**WHAT YOU ARE ASKED TO DO:**
Return a copy of every line in the data below that contains "title".

*** DATA FOR THE TASK

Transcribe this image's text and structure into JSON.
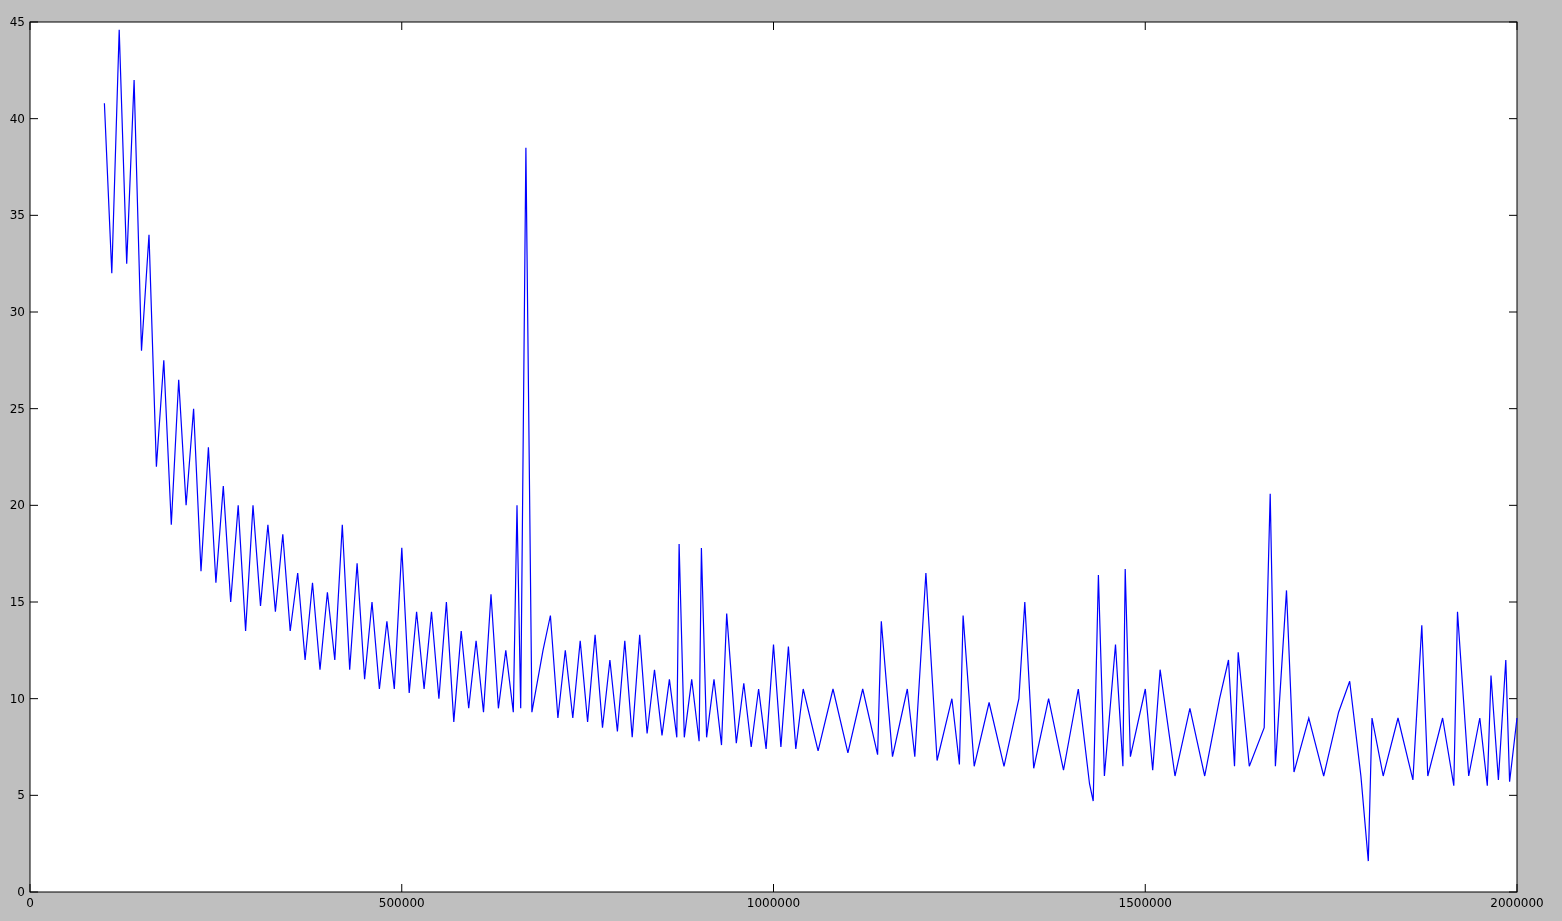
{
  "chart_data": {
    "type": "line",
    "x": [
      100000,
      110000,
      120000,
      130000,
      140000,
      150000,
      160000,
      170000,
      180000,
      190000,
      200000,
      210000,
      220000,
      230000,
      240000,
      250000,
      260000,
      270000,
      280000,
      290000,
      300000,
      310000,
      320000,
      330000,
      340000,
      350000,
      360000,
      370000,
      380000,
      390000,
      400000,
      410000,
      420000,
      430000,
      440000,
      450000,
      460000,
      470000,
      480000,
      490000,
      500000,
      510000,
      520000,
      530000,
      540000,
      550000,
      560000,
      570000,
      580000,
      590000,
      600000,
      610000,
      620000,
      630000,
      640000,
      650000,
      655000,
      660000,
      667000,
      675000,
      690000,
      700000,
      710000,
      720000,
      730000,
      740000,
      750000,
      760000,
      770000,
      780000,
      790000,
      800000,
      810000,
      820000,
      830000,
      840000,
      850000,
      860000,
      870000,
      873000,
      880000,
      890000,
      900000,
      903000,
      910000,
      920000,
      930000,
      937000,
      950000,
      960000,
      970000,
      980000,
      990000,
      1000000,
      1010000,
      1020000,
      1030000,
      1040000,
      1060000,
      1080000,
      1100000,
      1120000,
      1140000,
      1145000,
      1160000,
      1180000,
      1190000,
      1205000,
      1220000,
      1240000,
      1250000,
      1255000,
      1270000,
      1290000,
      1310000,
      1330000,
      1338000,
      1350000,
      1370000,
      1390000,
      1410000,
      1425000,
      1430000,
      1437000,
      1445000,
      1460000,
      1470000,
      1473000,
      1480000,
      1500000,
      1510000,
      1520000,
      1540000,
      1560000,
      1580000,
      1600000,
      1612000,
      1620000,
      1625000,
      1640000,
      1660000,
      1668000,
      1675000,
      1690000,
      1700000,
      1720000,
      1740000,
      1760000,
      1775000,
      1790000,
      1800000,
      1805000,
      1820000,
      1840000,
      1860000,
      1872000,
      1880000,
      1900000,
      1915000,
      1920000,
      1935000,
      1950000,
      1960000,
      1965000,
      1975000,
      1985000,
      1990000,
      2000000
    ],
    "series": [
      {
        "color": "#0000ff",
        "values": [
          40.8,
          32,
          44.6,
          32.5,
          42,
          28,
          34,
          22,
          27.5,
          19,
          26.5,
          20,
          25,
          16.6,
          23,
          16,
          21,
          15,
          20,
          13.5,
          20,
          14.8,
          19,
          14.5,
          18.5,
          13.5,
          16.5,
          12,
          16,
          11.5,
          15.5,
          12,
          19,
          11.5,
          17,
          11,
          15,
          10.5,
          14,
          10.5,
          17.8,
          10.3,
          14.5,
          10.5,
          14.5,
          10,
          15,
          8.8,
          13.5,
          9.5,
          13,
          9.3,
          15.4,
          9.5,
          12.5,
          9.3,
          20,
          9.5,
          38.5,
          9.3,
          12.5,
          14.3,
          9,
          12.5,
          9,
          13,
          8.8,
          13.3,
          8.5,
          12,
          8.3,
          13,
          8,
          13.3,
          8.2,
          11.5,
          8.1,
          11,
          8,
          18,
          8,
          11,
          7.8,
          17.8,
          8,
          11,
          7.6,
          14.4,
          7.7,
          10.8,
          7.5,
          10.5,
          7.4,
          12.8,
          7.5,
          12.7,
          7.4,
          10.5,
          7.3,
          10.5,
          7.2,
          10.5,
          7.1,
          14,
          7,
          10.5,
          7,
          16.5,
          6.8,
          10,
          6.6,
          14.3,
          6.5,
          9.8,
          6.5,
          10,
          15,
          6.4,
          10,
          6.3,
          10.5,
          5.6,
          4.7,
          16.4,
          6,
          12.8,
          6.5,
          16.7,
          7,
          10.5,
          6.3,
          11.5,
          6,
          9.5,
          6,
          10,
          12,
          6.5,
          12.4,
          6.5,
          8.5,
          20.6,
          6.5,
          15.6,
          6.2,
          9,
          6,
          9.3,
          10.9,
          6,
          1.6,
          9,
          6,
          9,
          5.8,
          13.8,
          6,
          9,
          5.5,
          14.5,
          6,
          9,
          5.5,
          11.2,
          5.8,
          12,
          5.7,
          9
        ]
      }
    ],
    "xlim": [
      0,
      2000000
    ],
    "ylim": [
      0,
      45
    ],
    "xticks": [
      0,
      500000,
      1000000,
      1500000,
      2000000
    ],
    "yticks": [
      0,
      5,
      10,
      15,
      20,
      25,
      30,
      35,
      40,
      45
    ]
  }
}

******
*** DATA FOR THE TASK

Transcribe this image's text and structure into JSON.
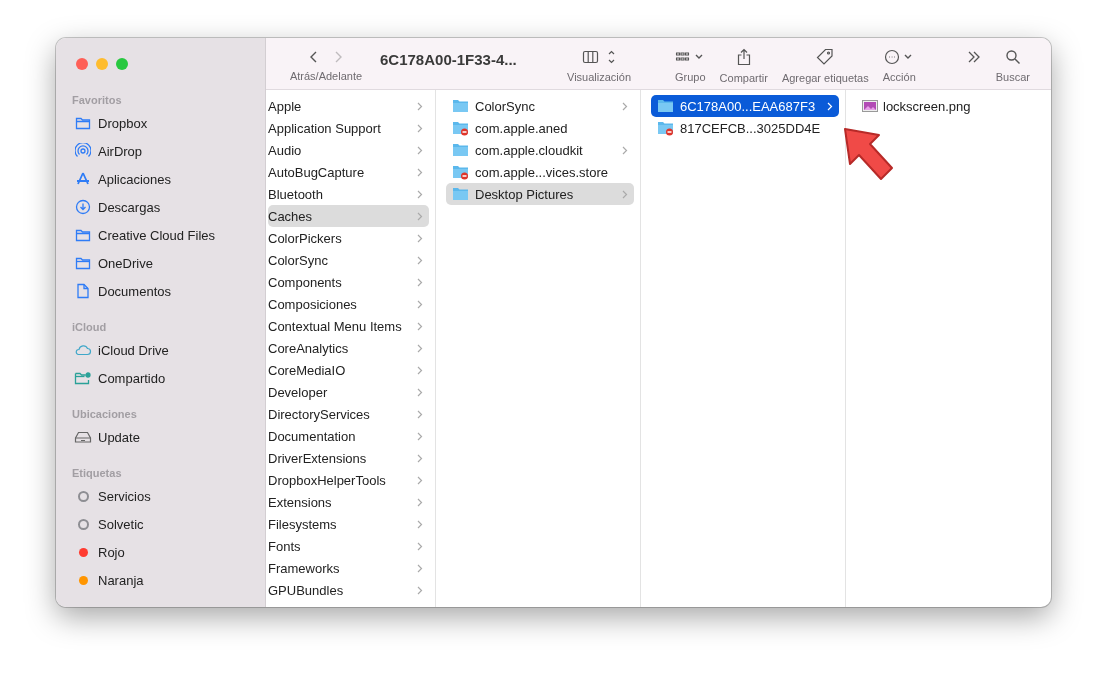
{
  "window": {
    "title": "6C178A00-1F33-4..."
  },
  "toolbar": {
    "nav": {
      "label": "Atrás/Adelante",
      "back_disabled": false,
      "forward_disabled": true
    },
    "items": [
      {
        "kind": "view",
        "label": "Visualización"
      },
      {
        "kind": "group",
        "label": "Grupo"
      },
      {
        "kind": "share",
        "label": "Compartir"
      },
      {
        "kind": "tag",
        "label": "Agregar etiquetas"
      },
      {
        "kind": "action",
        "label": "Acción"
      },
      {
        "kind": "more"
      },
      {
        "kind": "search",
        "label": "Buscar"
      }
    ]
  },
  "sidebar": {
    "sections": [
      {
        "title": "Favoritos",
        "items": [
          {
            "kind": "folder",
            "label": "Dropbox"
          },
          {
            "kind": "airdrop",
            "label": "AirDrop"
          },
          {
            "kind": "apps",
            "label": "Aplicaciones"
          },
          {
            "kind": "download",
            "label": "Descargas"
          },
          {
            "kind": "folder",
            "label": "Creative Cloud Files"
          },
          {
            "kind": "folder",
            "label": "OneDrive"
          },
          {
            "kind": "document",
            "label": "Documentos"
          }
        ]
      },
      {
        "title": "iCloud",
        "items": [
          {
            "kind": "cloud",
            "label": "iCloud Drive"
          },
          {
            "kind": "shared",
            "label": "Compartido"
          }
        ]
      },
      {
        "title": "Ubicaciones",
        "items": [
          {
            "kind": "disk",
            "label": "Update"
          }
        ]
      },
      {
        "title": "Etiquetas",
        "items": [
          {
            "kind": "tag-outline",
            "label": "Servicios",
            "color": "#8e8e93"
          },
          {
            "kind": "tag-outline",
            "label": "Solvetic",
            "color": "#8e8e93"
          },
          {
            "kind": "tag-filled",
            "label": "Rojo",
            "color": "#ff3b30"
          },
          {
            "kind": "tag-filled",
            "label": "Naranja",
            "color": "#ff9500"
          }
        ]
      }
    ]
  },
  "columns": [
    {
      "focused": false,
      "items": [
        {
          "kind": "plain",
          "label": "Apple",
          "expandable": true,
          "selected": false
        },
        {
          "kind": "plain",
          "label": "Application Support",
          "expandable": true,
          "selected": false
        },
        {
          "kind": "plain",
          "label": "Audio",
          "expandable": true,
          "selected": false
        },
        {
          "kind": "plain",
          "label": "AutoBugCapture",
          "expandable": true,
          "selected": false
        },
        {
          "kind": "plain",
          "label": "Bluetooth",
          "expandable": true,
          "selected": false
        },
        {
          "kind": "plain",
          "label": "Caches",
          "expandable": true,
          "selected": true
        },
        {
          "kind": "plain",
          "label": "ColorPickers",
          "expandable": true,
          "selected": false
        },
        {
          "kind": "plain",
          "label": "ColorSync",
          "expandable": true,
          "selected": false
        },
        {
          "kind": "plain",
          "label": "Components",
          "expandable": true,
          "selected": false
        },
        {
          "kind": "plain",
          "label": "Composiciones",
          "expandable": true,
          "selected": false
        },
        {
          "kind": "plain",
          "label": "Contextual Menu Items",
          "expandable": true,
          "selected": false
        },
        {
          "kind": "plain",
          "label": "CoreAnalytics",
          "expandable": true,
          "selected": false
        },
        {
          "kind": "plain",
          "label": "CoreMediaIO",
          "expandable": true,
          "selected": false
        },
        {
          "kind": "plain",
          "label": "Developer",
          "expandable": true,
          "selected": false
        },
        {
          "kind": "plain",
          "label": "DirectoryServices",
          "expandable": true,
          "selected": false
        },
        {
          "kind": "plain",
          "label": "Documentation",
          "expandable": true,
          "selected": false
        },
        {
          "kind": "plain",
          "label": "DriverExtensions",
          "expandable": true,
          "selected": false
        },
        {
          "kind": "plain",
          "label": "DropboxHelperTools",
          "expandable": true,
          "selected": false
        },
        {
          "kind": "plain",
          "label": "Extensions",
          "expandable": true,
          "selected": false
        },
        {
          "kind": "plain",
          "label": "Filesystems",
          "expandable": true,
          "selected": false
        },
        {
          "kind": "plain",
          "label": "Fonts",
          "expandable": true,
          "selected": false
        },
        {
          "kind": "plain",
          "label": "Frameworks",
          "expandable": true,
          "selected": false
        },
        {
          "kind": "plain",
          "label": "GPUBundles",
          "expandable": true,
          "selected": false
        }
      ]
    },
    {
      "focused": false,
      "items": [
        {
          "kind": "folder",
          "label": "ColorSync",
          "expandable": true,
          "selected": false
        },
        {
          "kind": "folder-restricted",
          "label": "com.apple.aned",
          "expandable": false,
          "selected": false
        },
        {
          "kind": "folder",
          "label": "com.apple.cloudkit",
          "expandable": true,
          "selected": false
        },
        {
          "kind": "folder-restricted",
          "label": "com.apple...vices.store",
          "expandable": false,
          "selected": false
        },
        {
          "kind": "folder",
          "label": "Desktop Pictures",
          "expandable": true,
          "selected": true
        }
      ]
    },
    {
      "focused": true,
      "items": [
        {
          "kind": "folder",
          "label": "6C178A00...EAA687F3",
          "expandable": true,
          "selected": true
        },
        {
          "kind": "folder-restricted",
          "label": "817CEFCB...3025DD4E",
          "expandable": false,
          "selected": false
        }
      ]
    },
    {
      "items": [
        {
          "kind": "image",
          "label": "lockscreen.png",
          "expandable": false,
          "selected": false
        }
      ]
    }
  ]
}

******

**RESULT OF THE TASK:**
    "title": "6C178A00-1F33-4..."
        "title": "Favoritos",
        "title": "iCloud",
        "title": "Ubicaciones",
        "title": "Etiquetas",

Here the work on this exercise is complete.